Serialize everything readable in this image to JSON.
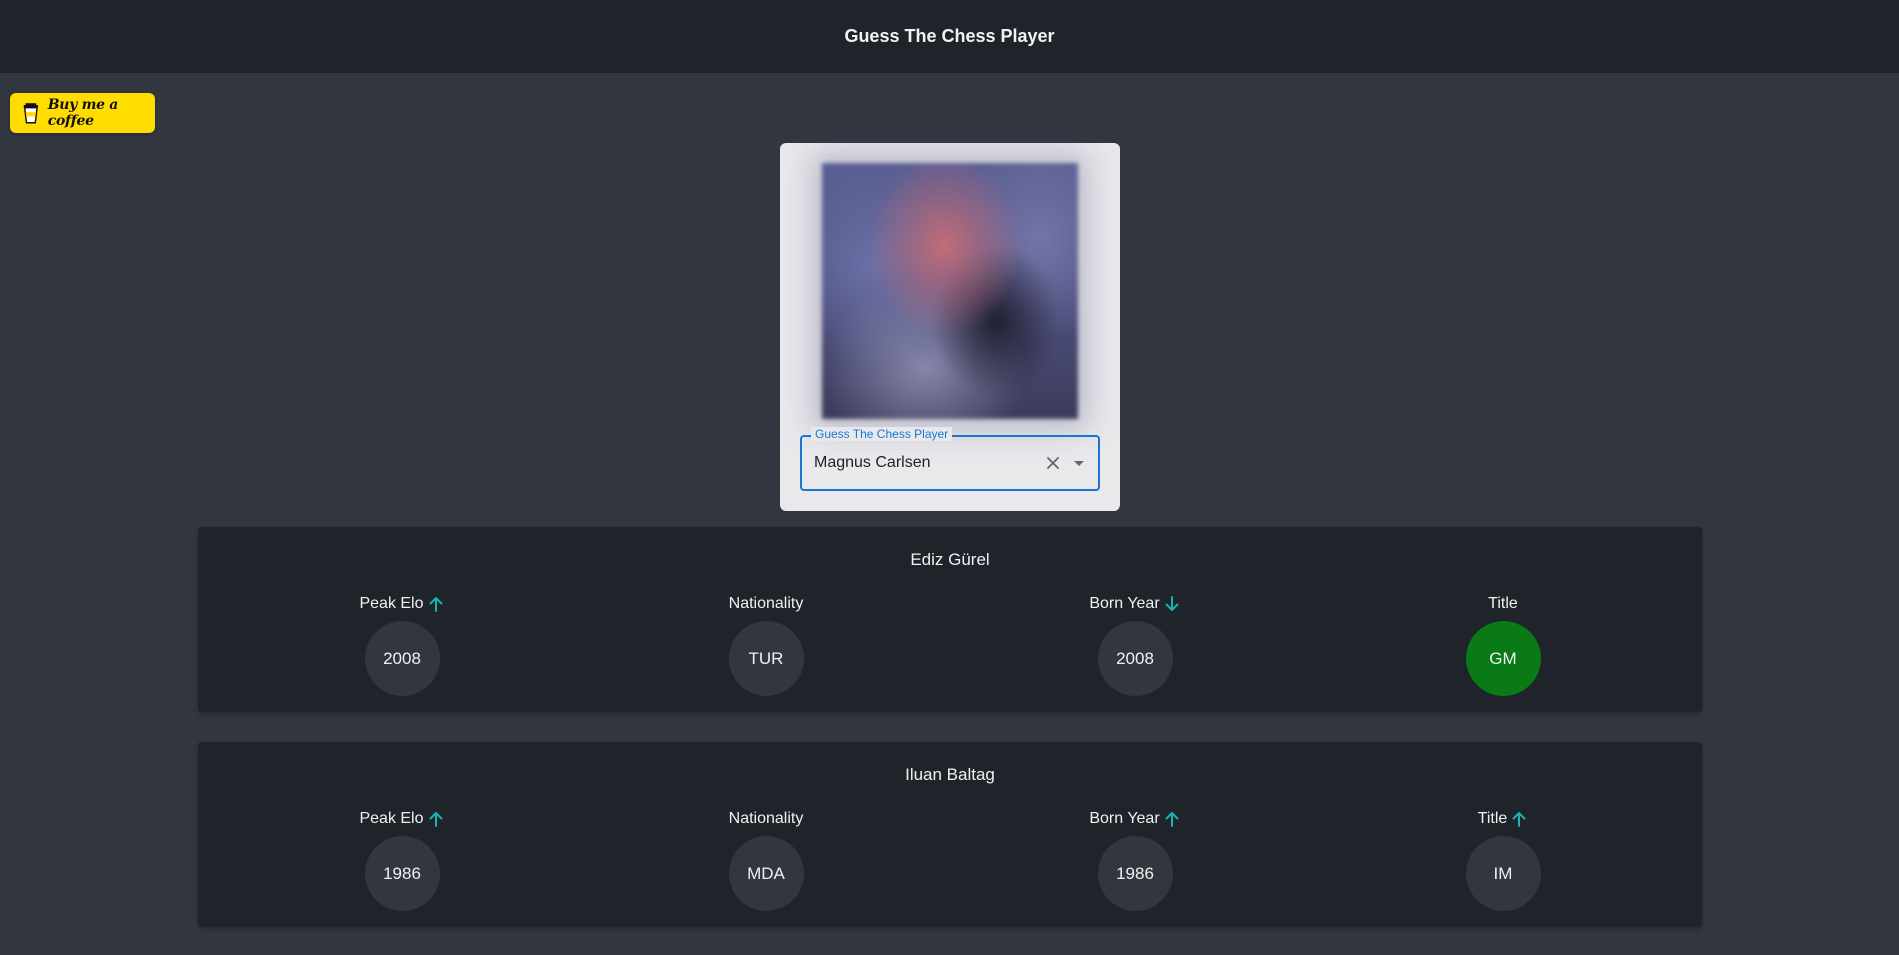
{
  "header": {
    "title": "Guess The Chess Player"
  },
  "coffee": {
    "label": "Buy me a coffee",
    "color": "#ffdd00"
  },
  "guess": {
    "field_label": "Guess The Chess Player",
    "value": "Magnus Carlsen",
    "accent": "#1976d2"
  },
  "icons": {
    "clear": "close-icon",
    "dropdown": "caret-down-icon",
    "up": "arrow-up-icon",
    "down": "arrow-down-icon",
    "arrow_color": "#1ab3b3",
    "correct_color": "#0a7a16"
  },
  "guesses": [
    {
      "name": "Ediz Gürel",
      "attributes": [
        {
          "label": "Peak Elo",
          "value": "2008",
          "hint": "up",
          "correct": false
        },
        {
          "label": "Nationality",
          "value": "TUR",
          "hint": "none",
          "correct": false
        },
        {
          "label": "Born Year",
          "value": "2008",
          "hint": "down",
          "correct": false
        },
        {
          "label": "Title",
          "value": "GM",
          "hint": "none",
          "correct": true
        }
      ]
    },
    {
      "name": "Iluan Baltag",
      "attributes": [
        {
          "label": "Peak Elo",
          "value": "1986",
          "hint": "up",
          "correct": false
        },
        {
          "label": "Nationality",
          "value": "MDA",
          "hint": "none",
          "correct": false
        },
        {
          "label": "Born Year",
          "value": "1986",
          "hint": "up",
          "correct": false
        },
        {
          "label": "Title",
          "value": "IM",
          "hint": "up",
          "correct": false
        }
      ]
    }
  ]
}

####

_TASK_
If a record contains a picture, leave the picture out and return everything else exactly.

_ANSWER SPACE_
Serialize everything readable in this image to JSON.
{
  "header": {
    "title": "Guess The Chess Player"
  },
  "coffee": {
    "label": "Buy me a coffee",
    "color": "#ffdd00"
  },
  "guess": {
    "field_label": "Guess The Chess Player",
    "value": "Magnus Carlsen",
    "accent": "#1976d2"
  },
  "icons": {
    "clear": "close-icon",
    "dropdown": "caret-down-icon",
    "up": "arrow-up-icon",
    "down": "arrow-down-icon",
    "arrow_color": "#1ab3b3",
    "correct_color": "#0a7a16"
  },
  "guesses": [
    {
      "name": "Ediz Gürel",
      "attributes": [
        {
          "label": "Peak Elo",
          "value": "2008",
          "hint": "up",
          "correct": false
        },
        {
          "label": "Nationality",
          "value": "TUR",
          "hint": "none",
          "correct": false
        },
        {
          "label": "Born Year",
          "value": "2008",
          "hint": "down",
          "correct": false
        },
        {
          "label": "Title",
          "value": "GM",
          "hint": "none",
          "correct": true
        }
      ]
    },
    {
      "name": "Iluan Baltag",
      "attributes": [
        {
          "label": "Peak Elo",
          "value": "1986",
          "hint": "up",
          "correct": false
        },
        {
          "label": "Nationality",
          "value": "MDA",
          "hint": "none",
          "correct": false
        },
        {
          "label": "Born Year",
          "value": "1986",
          "hint": "up",
          "correct": false
        },
        {
          "label": "Title",
          "value": "IM",
          "hint": "up",
          "correct": false
        }
      ]
    }
  ]
}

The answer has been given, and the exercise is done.